## Your objective
Select, from the material below, each line with "кеширования" in it.

## Source records

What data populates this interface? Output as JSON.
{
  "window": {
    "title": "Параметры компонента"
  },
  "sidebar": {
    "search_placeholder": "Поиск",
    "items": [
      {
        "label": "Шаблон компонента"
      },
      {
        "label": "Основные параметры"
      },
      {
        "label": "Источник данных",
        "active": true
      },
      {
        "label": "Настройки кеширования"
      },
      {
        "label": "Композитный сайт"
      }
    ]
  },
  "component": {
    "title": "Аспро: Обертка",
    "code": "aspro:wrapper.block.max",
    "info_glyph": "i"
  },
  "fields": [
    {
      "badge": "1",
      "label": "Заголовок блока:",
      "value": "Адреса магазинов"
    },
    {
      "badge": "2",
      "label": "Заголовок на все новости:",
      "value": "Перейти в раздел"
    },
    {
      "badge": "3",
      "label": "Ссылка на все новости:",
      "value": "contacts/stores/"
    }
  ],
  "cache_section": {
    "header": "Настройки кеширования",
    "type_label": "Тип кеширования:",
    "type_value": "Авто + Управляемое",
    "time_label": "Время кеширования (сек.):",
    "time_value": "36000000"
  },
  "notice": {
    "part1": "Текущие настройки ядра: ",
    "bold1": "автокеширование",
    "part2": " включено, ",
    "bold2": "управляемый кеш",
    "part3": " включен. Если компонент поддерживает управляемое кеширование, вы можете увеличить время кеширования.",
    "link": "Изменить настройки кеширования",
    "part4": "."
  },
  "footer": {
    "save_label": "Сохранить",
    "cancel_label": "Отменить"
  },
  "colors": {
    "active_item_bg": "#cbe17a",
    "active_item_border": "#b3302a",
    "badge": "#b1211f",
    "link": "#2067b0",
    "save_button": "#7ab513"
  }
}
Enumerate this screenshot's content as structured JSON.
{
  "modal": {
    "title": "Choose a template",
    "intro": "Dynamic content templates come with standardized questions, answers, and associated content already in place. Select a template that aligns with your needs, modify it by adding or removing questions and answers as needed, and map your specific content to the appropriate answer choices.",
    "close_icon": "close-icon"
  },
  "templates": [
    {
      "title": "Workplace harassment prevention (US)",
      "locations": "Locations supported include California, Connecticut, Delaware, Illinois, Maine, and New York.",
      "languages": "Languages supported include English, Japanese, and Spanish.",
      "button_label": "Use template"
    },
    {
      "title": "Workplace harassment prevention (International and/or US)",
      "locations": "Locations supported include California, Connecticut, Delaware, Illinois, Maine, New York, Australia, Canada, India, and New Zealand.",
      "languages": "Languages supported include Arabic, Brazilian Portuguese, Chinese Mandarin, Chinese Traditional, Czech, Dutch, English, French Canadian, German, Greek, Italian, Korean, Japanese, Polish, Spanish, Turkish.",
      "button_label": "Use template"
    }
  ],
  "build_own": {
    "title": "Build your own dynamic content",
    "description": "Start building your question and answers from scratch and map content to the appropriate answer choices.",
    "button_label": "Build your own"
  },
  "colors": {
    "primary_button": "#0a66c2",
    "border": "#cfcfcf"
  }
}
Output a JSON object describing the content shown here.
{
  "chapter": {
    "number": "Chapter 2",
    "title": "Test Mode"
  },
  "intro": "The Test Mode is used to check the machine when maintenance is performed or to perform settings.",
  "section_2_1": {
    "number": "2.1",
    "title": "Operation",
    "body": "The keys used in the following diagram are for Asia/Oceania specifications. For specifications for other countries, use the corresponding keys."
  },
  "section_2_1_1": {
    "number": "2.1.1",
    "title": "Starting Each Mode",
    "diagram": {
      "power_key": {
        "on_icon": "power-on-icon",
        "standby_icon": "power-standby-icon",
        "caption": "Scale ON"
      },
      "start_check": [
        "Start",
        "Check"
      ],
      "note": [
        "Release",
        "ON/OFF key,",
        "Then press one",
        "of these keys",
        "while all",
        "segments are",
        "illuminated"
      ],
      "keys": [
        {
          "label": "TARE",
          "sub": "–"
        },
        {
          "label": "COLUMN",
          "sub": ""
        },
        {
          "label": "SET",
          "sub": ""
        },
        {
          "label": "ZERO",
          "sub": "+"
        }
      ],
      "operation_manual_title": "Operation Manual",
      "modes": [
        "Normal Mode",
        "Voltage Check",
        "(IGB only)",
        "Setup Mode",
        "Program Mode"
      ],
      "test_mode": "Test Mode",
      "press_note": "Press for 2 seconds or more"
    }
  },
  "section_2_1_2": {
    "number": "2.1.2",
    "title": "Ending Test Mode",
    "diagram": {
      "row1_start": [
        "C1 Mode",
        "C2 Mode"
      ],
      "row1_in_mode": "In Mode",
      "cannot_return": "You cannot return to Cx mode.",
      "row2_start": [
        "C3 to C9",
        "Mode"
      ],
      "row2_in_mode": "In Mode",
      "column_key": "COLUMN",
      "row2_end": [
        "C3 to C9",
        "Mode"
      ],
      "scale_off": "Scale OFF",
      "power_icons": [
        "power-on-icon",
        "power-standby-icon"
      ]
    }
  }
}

## Response area
        "label": "Настройки кеширования"
    "header": "Настройки кеширования",
    "type_label": "Тип кеширования:",
    "time_label": "Время кеширования (сек.):",
    "part3": " включен. Если компонент поддерживает управляемое кеширование, вы можете увеличить время кеширования.",
    "link": "Изменить настройки кеширования",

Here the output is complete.